The pitcher who last took the mound before the beginning of the half-inning in which the winning team took the lead for the final time is considered to be the game’s winning pitcher in Major League Baseball.
This general rule can be broken in two different ways. The first requirement is that a starting pitcher must remain in the game for an entire five innings in order to earn a win (four innings for a game that lasts five innings on defense).
If he does not do so, he is ineligible to be the winning pitcher, even if he last pitched prior to the half-inning when his team took the lead for the last time.
In this case, the official scorer gives the win to the relief pitcher who, in the official scorer’s judgment, was the most effective.
If he does not do so, he is ineligible to be the winning pitcher.
The second exception to this rule occurs when the official scorer determines that the relief pitcher who most recently toed the rubber prior to the half-inning in which the winning team took the lead for the final time was “ineffective in a brief appearance.”
In this scenario, the victory is given to the succeeding relief pitcher who, in the official scorer’s judgment, was the most effective of all the relief pitchers who pitched after him.
What Pitcher Has The Most Wins In A Single Season?

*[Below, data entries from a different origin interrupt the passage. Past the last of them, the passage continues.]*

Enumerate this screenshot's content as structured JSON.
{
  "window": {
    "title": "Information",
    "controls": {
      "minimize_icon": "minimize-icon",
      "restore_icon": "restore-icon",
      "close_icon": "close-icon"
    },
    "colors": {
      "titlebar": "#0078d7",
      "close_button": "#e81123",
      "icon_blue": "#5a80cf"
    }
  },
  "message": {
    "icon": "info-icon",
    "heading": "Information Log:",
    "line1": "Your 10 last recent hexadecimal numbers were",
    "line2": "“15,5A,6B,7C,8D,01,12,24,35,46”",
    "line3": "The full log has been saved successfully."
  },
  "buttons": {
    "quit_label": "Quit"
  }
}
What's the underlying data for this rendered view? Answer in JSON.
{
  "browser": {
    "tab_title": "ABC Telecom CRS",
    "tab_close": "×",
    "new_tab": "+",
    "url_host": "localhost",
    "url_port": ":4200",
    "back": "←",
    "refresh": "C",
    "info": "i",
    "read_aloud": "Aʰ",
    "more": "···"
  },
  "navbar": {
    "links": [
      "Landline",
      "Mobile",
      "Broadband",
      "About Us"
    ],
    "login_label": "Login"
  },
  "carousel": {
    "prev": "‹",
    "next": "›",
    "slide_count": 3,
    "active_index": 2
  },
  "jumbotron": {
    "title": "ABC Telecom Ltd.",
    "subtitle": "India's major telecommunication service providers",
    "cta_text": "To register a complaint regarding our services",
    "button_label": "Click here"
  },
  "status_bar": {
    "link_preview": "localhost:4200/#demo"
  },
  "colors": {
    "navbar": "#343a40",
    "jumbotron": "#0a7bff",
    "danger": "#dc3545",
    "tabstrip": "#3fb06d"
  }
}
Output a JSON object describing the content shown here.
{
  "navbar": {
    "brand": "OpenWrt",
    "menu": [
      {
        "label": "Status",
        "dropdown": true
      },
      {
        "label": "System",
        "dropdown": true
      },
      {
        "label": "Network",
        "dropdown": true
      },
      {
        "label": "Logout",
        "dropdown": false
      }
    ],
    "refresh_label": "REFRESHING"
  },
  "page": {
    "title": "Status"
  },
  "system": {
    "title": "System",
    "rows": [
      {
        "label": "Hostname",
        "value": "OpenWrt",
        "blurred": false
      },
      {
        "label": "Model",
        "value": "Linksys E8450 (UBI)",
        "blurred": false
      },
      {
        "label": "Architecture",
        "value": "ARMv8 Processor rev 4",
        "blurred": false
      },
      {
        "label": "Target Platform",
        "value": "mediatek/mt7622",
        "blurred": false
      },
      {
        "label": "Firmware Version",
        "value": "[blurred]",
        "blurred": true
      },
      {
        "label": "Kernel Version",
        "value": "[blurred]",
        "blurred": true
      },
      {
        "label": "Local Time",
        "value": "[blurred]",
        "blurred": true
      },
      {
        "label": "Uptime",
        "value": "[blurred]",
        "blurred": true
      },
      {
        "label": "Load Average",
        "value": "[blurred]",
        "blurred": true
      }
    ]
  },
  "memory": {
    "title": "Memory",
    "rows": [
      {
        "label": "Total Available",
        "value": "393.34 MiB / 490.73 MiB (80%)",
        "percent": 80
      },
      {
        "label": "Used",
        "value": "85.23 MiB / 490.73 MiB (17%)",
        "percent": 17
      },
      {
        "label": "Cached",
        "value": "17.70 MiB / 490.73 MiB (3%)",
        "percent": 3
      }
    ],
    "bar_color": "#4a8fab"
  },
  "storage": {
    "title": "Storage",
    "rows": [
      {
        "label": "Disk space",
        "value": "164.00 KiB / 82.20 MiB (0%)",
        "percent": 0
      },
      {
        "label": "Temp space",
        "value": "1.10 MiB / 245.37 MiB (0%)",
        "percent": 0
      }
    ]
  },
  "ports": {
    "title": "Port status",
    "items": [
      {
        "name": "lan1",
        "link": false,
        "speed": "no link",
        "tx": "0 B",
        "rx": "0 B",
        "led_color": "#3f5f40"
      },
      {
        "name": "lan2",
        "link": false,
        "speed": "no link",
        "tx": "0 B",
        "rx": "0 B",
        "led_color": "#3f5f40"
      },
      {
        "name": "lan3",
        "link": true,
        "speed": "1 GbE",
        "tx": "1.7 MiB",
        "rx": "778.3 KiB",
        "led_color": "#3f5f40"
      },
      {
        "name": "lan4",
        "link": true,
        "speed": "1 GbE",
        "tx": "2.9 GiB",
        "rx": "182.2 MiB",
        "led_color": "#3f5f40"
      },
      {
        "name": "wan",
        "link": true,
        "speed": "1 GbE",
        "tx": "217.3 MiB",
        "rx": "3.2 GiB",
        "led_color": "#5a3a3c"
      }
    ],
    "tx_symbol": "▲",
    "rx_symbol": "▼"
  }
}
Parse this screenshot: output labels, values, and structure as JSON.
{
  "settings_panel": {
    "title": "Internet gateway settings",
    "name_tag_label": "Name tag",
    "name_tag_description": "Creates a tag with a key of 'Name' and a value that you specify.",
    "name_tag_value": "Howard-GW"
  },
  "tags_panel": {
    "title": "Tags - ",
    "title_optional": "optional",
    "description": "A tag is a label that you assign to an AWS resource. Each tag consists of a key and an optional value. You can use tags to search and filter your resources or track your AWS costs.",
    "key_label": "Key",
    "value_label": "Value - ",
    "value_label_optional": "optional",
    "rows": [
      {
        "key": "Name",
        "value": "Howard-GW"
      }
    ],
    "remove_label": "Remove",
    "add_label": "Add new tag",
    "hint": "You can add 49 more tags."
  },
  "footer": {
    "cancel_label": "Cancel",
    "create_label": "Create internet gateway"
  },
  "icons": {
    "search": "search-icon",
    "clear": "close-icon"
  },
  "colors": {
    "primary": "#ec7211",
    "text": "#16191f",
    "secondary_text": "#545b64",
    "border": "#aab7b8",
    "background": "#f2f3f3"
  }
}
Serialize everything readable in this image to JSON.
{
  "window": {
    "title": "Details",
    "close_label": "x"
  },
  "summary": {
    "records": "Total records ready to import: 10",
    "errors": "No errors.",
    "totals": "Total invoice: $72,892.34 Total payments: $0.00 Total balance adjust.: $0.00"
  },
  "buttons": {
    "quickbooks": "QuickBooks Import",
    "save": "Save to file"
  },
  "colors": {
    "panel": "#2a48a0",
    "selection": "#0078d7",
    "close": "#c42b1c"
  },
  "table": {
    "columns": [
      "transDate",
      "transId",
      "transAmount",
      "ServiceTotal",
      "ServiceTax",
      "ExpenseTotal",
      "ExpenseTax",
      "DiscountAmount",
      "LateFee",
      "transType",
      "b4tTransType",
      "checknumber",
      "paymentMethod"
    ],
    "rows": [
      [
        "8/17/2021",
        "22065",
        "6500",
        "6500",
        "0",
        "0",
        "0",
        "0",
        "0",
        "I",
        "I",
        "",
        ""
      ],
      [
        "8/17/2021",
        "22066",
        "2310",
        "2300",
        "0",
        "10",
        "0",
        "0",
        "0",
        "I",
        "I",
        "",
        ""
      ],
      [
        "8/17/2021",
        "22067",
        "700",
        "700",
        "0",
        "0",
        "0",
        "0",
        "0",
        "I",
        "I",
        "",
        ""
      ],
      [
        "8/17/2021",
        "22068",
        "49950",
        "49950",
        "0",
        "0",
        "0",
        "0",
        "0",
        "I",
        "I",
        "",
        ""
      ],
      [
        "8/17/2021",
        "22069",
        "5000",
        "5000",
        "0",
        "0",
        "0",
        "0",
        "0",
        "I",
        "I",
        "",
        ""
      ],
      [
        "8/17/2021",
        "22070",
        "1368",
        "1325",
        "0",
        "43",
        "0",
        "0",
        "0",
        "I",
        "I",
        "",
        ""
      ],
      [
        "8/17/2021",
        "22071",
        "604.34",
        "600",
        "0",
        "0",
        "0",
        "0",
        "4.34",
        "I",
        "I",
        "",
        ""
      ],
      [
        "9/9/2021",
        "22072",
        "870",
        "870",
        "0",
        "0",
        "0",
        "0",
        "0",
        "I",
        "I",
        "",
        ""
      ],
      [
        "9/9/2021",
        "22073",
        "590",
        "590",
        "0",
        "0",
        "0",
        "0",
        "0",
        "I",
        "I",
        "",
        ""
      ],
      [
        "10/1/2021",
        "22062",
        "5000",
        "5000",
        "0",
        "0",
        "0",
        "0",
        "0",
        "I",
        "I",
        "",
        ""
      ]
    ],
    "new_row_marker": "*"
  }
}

A single-season win record is held by Charles Radbourn, who won 60 games in 1884.